Your task:
Every line containing the word "true" must be pulled from the records.

[Page and application data records]
------------------------------------------------------------

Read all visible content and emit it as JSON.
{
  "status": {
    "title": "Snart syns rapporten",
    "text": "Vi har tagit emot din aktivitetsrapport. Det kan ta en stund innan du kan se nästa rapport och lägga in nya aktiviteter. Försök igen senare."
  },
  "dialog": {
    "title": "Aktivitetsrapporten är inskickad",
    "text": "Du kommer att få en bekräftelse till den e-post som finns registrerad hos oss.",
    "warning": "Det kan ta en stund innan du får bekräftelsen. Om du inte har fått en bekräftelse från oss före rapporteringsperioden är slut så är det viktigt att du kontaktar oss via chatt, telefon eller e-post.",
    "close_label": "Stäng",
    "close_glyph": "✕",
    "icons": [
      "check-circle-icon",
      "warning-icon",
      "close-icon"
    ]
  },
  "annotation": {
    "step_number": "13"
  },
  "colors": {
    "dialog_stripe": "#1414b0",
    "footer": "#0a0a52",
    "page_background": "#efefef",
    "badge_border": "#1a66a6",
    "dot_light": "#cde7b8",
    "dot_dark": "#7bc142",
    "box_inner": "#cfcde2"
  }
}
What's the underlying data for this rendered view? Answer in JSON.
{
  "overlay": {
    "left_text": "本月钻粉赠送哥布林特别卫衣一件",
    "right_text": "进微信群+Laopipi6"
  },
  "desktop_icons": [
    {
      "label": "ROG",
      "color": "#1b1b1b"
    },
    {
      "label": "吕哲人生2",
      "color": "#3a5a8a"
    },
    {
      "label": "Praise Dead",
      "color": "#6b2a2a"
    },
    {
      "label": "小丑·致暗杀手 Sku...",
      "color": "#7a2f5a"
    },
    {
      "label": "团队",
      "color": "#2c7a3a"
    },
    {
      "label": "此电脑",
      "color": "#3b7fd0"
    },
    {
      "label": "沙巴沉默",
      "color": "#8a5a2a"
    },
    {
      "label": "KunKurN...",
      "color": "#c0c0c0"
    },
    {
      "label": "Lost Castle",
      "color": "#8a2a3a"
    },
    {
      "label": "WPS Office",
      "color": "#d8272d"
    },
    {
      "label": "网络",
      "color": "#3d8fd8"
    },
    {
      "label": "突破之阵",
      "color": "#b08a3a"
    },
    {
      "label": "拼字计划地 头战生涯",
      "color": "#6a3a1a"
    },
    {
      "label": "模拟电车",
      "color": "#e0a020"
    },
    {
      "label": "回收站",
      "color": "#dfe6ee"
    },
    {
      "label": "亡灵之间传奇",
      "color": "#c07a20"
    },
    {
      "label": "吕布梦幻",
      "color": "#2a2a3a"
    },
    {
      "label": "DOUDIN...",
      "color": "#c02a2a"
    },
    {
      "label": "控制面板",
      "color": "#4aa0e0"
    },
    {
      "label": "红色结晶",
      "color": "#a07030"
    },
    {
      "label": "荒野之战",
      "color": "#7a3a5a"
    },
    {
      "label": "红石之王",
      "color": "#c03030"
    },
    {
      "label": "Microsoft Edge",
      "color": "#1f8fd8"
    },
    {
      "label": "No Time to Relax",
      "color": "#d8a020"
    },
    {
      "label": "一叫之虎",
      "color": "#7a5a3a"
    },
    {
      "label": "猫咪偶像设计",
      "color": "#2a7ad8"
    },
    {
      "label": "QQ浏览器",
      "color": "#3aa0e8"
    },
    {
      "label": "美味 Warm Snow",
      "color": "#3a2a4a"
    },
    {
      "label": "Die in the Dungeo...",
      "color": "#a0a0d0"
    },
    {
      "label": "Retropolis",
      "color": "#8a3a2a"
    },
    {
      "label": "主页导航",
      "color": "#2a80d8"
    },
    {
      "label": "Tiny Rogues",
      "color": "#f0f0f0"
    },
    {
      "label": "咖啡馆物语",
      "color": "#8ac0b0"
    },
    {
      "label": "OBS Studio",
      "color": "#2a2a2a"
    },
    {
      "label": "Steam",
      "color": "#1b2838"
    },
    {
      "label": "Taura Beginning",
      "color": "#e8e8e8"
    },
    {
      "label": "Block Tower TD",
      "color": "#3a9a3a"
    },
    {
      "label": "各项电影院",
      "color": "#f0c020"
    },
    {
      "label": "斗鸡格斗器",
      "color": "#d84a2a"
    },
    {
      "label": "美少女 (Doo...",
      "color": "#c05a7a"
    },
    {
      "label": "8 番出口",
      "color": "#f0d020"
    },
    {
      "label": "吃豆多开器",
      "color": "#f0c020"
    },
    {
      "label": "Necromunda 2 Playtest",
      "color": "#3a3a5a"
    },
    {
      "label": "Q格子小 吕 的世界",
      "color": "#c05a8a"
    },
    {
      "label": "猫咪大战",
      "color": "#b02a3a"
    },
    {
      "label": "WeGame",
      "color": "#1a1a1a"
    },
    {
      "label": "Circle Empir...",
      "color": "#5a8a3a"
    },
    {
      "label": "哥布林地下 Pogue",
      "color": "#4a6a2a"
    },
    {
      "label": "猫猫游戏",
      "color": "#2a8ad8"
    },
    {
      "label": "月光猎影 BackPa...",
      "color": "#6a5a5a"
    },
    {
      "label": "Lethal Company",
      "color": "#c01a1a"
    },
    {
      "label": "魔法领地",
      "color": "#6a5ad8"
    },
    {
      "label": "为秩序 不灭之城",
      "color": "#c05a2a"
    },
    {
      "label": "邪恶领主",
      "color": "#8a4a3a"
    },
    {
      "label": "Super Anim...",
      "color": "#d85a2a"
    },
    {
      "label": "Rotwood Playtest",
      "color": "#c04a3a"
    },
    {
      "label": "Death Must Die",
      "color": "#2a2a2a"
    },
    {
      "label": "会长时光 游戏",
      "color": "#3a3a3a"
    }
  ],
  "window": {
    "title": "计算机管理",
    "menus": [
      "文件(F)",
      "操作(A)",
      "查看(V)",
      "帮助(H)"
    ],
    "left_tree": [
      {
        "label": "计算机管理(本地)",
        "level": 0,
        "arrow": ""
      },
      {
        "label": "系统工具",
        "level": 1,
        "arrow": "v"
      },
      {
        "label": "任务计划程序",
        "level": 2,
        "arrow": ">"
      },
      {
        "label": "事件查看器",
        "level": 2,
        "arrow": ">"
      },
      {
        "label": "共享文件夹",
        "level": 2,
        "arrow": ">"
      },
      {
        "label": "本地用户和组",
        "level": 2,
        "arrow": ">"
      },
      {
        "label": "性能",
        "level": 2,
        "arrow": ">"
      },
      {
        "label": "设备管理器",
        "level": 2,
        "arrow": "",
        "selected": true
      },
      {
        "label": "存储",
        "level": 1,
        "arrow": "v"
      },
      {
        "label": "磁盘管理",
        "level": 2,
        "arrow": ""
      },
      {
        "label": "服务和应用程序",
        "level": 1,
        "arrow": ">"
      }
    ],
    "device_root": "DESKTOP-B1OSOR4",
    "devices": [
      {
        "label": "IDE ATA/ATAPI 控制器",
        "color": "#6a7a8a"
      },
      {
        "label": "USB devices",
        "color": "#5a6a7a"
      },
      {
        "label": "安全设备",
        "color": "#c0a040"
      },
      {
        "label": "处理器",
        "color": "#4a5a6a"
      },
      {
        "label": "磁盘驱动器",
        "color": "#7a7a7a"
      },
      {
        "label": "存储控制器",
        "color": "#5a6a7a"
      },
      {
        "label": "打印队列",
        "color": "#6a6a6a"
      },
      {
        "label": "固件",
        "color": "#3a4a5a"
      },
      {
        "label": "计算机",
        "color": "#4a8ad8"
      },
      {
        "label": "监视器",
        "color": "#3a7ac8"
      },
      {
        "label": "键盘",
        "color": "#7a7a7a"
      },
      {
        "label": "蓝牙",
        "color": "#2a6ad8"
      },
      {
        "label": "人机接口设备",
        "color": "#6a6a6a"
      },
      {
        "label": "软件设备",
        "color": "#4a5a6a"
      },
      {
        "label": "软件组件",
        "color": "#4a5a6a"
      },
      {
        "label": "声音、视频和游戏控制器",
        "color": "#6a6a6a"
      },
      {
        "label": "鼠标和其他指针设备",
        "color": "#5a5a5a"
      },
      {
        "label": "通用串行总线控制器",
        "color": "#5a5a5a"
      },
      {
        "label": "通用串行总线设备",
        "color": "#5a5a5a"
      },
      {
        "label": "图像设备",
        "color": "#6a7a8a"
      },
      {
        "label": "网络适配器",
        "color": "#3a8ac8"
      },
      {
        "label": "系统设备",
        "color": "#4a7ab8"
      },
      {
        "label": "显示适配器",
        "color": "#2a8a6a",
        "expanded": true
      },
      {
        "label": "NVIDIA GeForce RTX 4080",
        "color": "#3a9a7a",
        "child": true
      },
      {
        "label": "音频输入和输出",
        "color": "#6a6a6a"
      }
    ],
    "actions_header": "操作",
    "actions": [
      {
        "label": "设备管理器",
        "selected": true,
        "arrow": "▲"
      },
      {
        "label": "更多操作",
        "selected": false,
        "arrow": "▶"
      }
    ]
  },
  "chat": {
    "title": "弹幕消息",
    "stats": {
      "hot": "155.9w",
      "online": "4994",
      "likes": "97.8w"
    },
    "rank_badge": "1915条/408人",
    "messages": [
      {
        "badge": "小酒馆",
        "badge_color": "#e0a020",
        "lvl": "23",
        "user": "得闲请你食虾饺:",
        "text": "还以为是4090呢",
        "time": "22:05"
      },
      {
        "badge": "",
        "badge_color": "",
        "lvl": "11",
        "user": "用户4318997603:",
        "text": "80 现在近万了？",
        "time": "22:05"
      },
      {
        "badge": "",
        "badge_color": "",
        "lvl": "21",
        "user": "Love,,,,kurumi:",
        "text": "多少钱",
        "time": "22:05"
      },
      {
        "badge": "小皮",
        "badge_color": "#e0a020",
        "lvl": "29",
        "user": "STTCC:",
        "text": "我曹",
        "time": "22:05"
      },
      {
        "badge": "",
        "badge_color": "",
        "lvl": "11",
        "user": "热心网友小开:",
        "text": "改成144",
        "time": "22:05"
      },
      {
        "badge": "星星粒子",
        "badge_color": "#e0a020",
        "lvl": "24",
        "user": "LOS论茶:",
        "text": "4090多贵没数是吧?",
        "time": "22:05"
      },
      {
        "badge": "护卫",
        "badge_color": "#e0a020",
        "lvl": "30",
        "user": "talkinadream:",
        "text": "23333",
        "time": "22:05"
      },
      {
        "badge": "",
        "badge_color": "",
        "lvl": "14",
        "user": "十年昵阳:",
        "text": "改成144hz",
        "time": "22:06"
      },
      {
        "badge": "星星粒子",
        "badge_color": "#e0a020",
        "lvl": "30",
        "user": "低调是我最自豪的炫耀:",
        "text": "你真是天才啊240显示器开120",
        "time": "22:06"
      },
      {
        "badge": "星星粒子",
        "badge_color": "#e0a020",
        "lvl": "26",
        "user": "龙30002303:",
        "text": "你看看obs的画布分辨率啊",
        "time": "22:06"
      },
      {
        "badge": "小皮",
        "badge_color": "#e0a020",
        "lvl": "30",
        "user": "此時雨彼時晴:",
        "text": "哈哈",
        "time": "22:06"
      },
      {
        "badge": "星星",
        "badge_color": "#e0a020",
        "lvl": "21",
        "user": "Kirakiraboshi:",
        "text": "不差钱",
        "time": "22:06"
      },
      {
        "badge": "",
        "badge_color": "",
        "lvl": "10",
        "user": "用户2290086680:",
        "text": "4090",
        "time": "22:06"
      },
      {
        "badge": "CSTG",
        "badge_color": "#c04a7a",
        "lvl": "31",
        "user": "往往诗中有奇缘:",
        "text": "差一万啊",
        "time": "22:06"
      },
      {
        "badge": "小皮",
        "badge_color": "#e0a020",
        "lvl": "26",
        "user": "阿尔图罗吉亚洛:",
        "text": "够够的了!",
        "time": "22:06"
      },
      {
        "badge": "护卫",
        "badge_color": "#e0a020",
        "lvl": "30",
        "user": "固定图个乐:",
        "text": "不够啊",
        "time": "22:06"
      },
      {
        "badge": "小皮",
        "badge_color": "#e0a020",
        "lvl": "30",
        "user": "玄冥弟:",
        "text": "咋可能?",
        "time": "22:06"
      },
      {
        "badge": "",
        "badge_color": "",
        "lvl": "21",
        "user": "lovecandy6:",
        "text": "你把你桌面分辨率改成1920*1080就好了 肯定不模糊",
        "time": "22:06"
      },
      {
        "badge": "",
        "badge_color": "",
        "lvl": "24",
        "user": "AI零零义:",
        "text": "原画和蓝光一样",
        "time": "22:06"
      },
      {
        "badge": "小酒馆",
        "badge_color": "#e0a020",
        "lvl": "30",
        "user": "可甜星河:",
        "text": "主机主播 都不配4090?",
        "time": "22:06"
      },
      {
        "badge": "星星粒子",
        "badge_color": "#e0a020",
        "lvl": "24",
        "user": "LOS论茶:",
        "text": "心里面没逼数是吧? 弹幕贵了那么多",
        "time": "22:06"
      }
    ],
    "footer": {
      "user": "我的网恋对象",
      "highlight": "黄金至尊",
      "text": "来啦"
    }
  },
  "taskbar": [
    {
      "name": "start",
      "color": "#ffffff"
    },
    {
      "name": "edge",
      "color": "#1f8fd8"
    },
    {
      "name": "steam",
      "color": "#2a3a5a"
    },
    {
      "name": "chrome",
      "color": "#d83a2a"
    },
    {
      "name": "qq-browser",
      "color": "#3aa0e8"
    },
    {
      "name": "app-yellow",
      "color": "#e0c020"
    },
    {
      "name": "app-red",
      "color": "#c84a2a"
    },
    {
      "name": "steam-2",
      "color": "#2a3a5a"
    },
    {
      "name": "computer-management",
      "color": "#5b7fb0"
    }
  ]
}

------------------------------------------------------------

Solved problem:
        "selected": true
        "expanded": true
        "child": true
        "selected": true,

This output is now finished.